As of 2014, hundreds of clinical trials are underway in many countries, primarily testing safety and efficacy of treatments for diseases, from heart failure to Parkinson's.
The two well-known strategies to derive stem cells have recently been joined by a third, called direct cellular reprogramming or transdifferentiation. In this method, skin cells are turned directly into cells of the desired organ – brain, heart, pancreas – without first being drawn all the way back to a fully pluripotent stem cell stage. As a result, the method skirts the cancer risk inherent in differentiating truly pluripotent cells.
This year, Deepak Srivastava, MD – director of cardiovascular and stem cell research at the Gladstone Institutes and a professor of Pediatrics and of Biochemistry and Biophysics at UCSF – and a team led by Gladstone's Ding efficiently transformed mouse skin cells into brain cells as well as beating heart cells using a combination of chemicals. The approach could prove effective in efforts to regenerate dying or diseased cells and tissues, Ding says.

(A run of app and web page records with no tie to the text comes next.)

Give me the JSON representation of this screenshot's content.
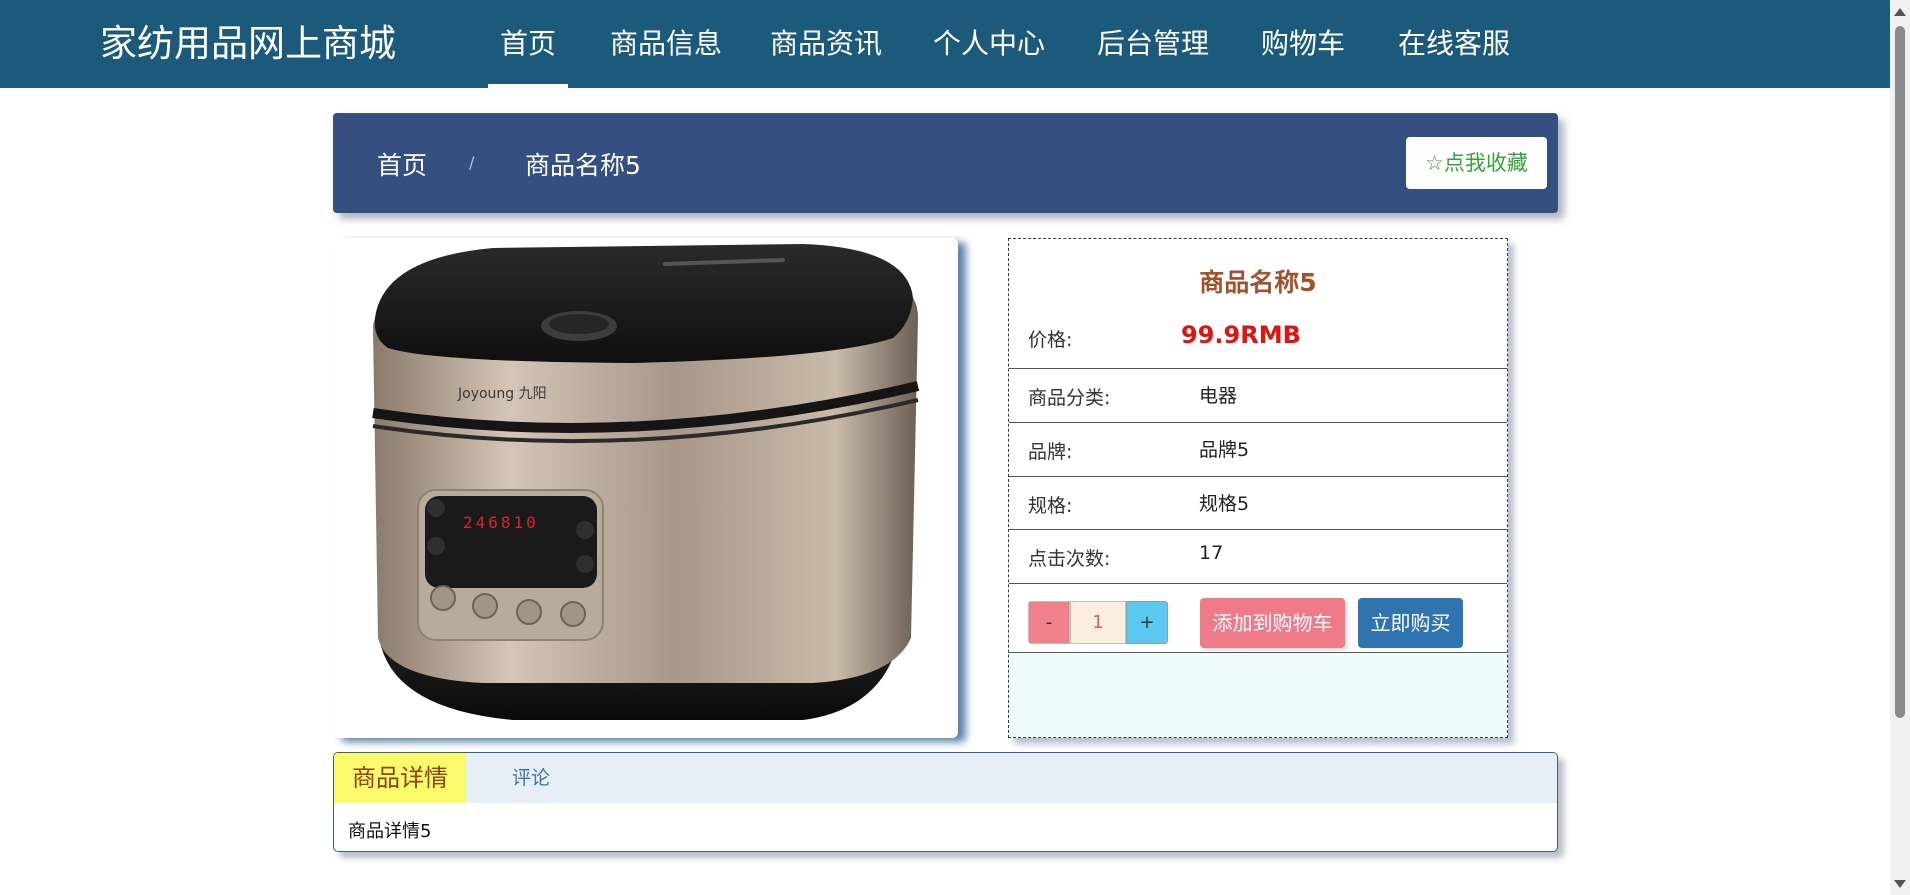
{
  "site": {
    "title": "家纺用品网上商城"
  },
  "nav": {
    "items": [
      {
        "label": "首页",
        "active": true
      },
      {
        "label": "商品信息"
      },
      {
        "label": "商品资讯"
      },
      {
        "label": "个人中心"
      },
      {
        "label": "后台管理"
      },
      {
        "label": "购物车"
      },
      {
        "label": "在线客服"
      }
    ]
  },
  "breadcrumb": {
    "home": "首页",
    "separator": "/",
    "current": "商品名称5"
  },
  "favorite": {
    "icon": "star-outline-icon",
    "label": "点我收藏"
  },
  "product": {
    "image_alt": "product-image-rice-cooker",
    "name": "商品名称5",
    "price_label": "价格:",
    "price_value": "99.9RMB",
    "category_label": "商品分类:",
    "category_value": "电器",
    "brand_label": "品牌:",
    "brand_value": "品牌5",
    "spec_label": "规格:",
    "spec_value": "规格5",
    "clicks_label": "点击次数:",
    "clicks_value": "17"
  },
  "purchase": {
    "minus": "-",
    "quantity": "1",
    "plus": "+",
    "add_to_cart": "添加到购物车",
    "buy_now": "立即购买"
  },
  "tabs": {
    "details": "商品详情",
    "comments": "评论",
    "content": "商品详情5"
  },
  "colors": {
    "nav_bg": "#1c5a7c",
    "breadcrumb_bg": "#344f80",
    "price": "#e0140f",
    "title": "#a0522d",
    "add_cart_bg": "#ee7b87",
    "buy_now_bg": "#2f73b0",
    "tab_active_bg": "#fafa6a"
  },
  "rice_cooker_display": {
    "digits": "246810",
    "brand_marking": "Joyoung 九阳"
  }
}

Ethics and Public Perception
As the science progresses on many fronts, Yamanaka has become concerned that the science has gotten far ahead of efforts to consider the ethics of some of the research.

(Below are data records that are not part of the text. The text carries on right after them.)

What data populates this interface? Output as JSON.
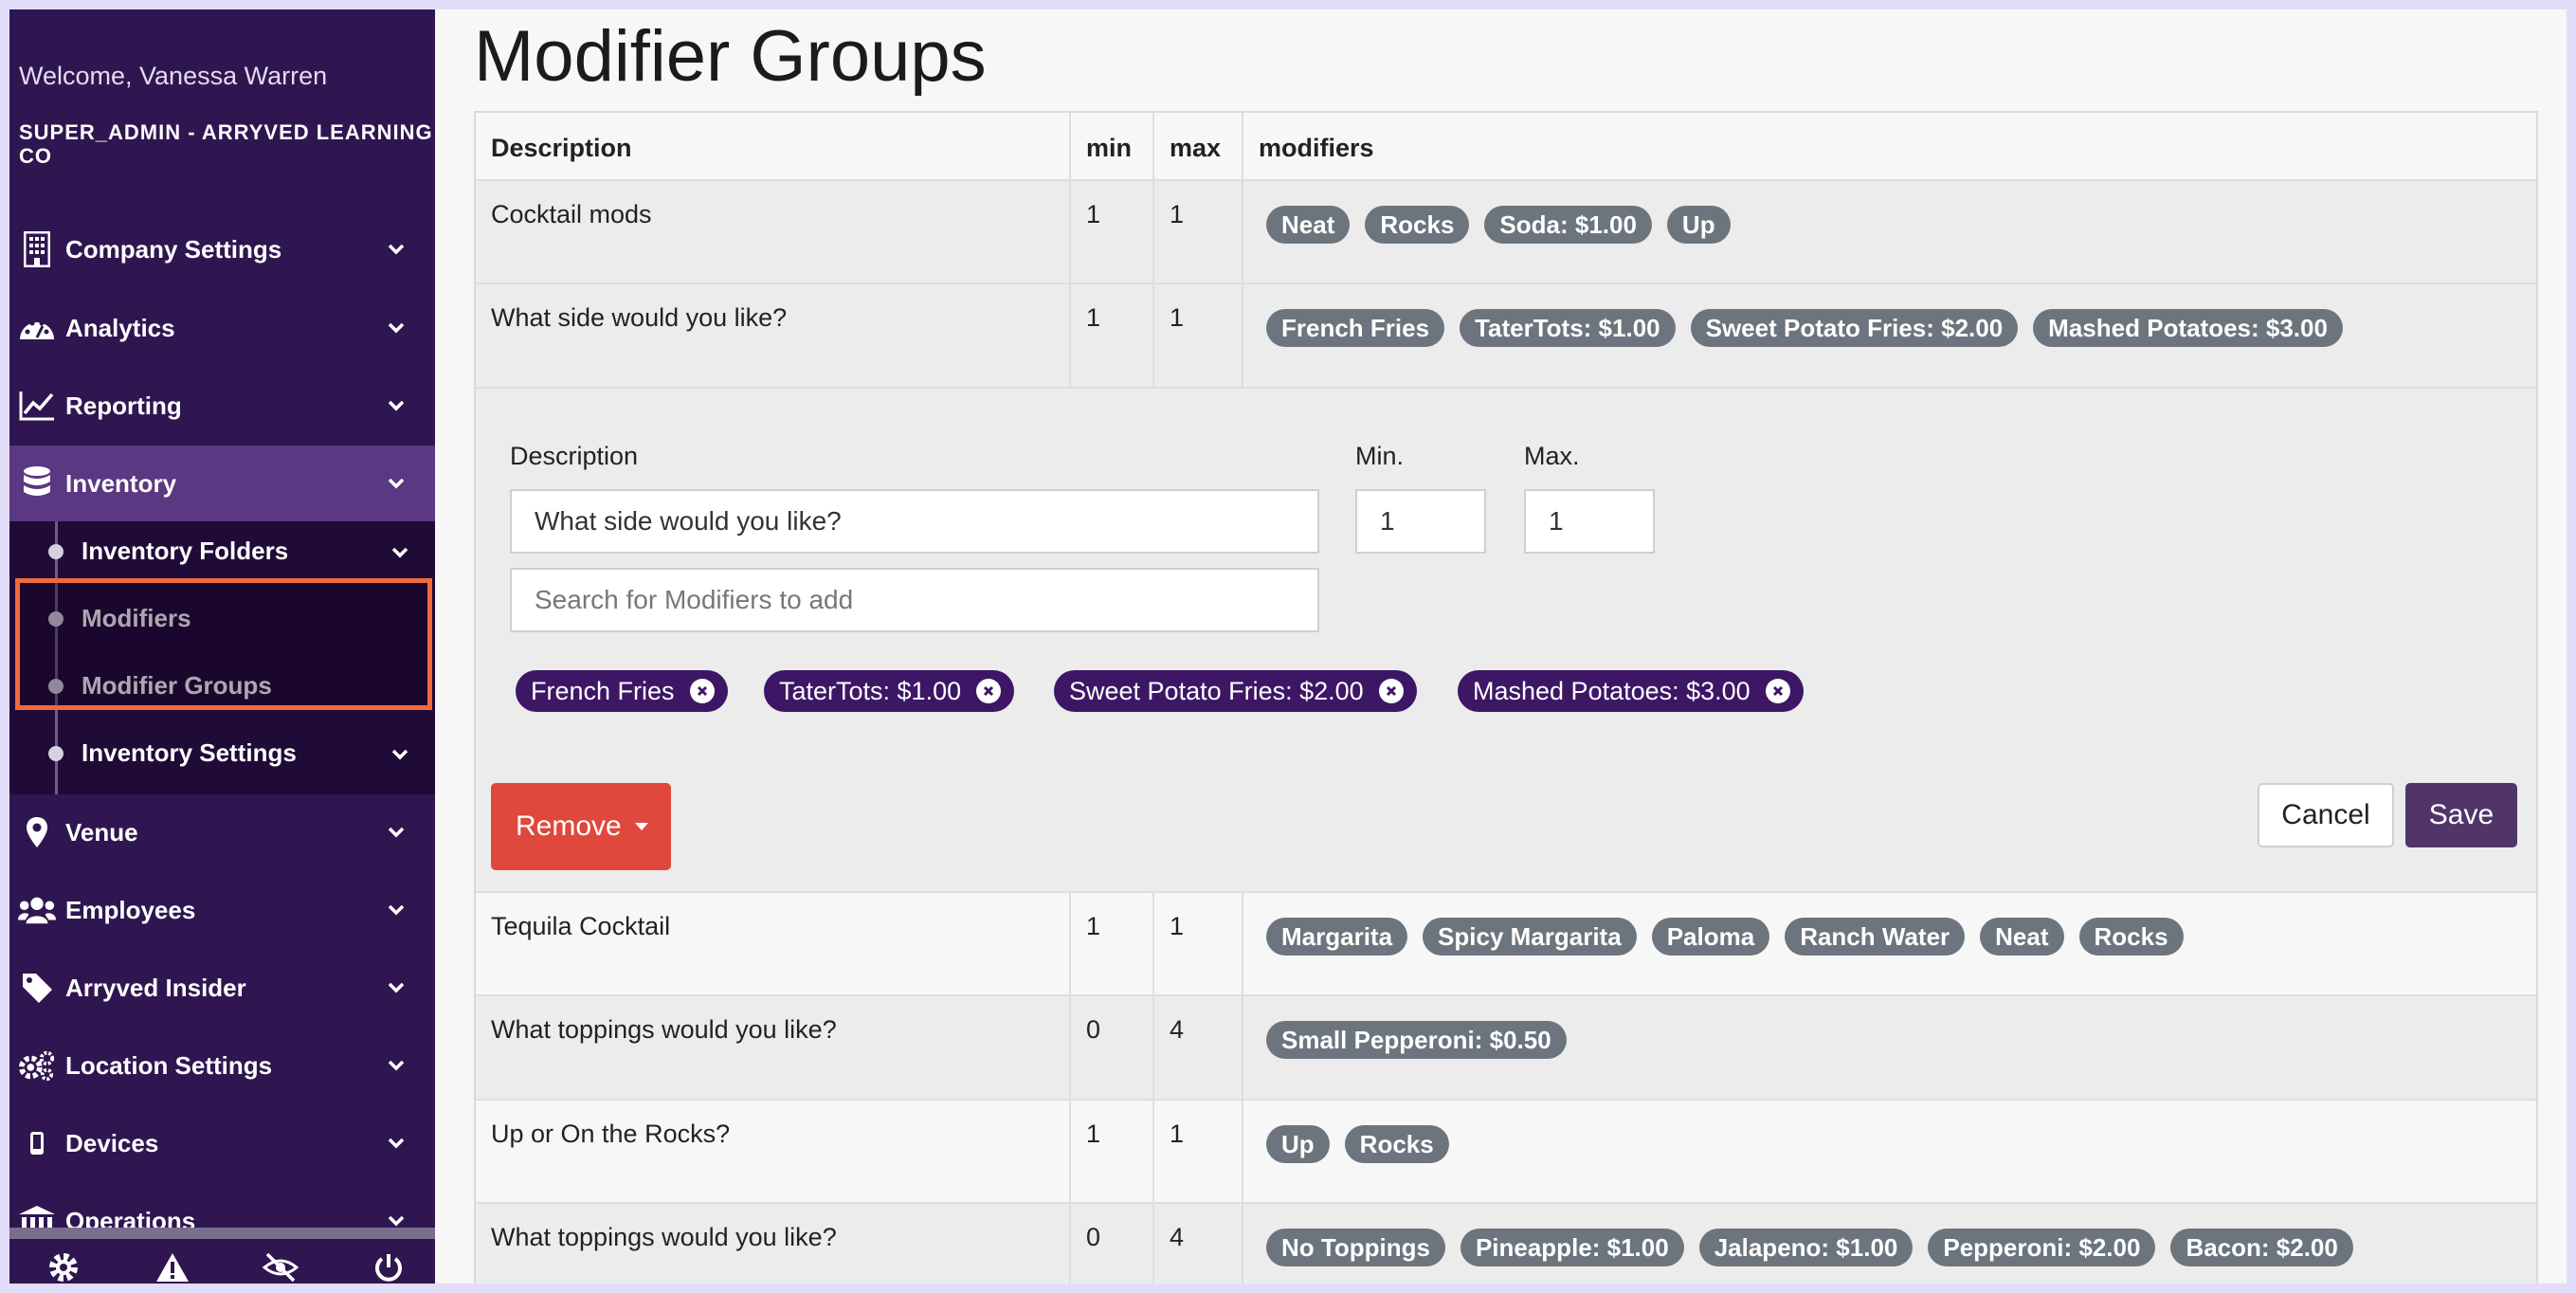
{
  "sidebar": {
    "welcome": "Welcome, Vanessa Warren",
    "role": "SUPER_ADMIN - ARRYVED LEARNING CO",
    "nav": [
      {
        "label": "Company Settings",
        "icon": "building-icon"
      },
      {
        "label": "Analytics",
        "icon": "palette-icon"
      },
      {
        "label": "Reporting",
        "icon": "line-chart-icon"
      },
      {
        "label": "Inventory",
        "icon": "database-icon"
      },
      {
        "label": "Venue",
        "icon": "map-pin-icon"
      },
      {
        "label": "Employees",
        "icon": "users-icon"
      },
      {
        "label": "Arryved Insider",
        "icon": "tag-icon"
      },
      {
        "label": "Location Settings",
        "icon": "cogs-icon"
      },
      {
        "label": "Devices",
        "icon": "mobile-icon"
      },
      {
        "label": "Operations",
        "icon": "bank-icon"
      }
    ],
    "inventory_sub": [
      {
        "label": "Inventory Folders"
      },
      {
        "label": "Modifiers"
      },
      {
        "label": "Modifier Groups"
      },
      {
        "label": "Inventory Settings"
      }
    ],
    "footer_icons": [
      "gear-icon",
      "warning-icon",
      "eye-slash-icon",
      "power-icon"
    ]
  },
  "page": {
    "title": "Modifier Groups"
  },
  "table": {
    "headers": {
      "description": "Description",
      "min": "min",
      "max": "max",
      "modifiers": "modifiers"
    },
    "rows_top": [
      {
        "description": "Cocktail mods",
        "min": "1",
        "max": "1",
        "modifiers": [
          "Neat",
          "Rocks",
          "Soda: $1.00",
          "Up"
        ]
      },
      {
        "description": "What side would you like?",
        "min": "1",
        "max": "1",
        "modifiers": [
          "French Fries",
          "TaterTots: $1.00",
          "Sweet Potato Fries: $2.00",
          "Mashed Potatoes: $3.00"
        ]
      }
    ],
    "rows_bottom": [
      {
        "description": "Tequila Cocktail",
        "min": "1",
        "max": "1",
        "modifiers": [
          "Margarita",
          "Spicy Margarita",
          "Paloma",
          "Ranch Water",
          "Neat",
          "Rocks"
        ]
      },
      {
        "description": "What toppings would you like?",
        "min": "0",
        "max": "4",
        "modifiers": [
          "Small Pepperoni: $0.50"
        ]
      },
      {
        "description": "Up or On the Rocks?",
        "min": "1",
        "max": "1",
        "modifiers": [
          "Up",
          "Rocks"
        ]
      },
      {
        "description": "What toppings would you like?",
        "min": "0",
        "max": "4",
        "modifiers": [
          "No Toppings",
          "Pineapple: $1.00",
          "Jalapeno: $1.00",
          "Pepperoni: $2.00",
          "Bacon: $2.00"
        ]
      }
    ]
  },
  "editor": {
    "description_label": "Description",
    "min_label": "Min.",
    "max_label": "Max.",
    "description_value": "What side would you like?",
    "min_value": "1",
    "max_value": "1",
    "search_placeholder": "Search for Modifiers to add",
    "chips": [
      "French Fries",
      "TaterTots: $1.00",
      "Sweet Potato Fries: $2.00",
      "Mashed Potatoes: $3.00"
    ],
    "remove_label": "Remove",
    "cancel_label": "Cancel",
    "save_label": "Save"
  },
  "colors": {
    "sidebar_bg": "#2f1650",
    "active_nav": "#5a3882",
    "highlight_border": "#f26a3a",
    "badge_gray": "#6c757d",
    "chip_purple": "#3d1766",
    "remove_red": "#e0473d",
    "save_purple": "#513569"
  }
}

"When we made iPS cells, our purpose was to overcome ethical issues of embryonic stem cells. Now we are creating new ethical questions," Yamanaka says. "We can now make sperm or eggs from iPS cells, at least in mice. We may be able to make human organs in pigs and other animals by injecting human iPS cells into animal embryos– creating so-called chimeras.
"The speed of scientific progress is getting faster and faster, so if we discuss the ethical issues slowly ... this is a big concern. I have been asking many bioethicists to think about these issues more aggressively. Some think it's science fiction. But it's not for the future. It's for ourselves."
At the same time, he is concerned too about public perception that the rate of progress may be slower than expected.
"I am fascinated by how rapidly science is advancing. It's amazing. But for the most part, developing new treatments – doing the science, testing the safety and effectiveness of new therapies – takes a great deal of money and many years," Yamanaka said.
"Developing new treatments may take 10 years, 20 years, 30 years. That is what we have been trying to say to our patients: 'We are making great progress, so do keep up your hope. But it takes time.'"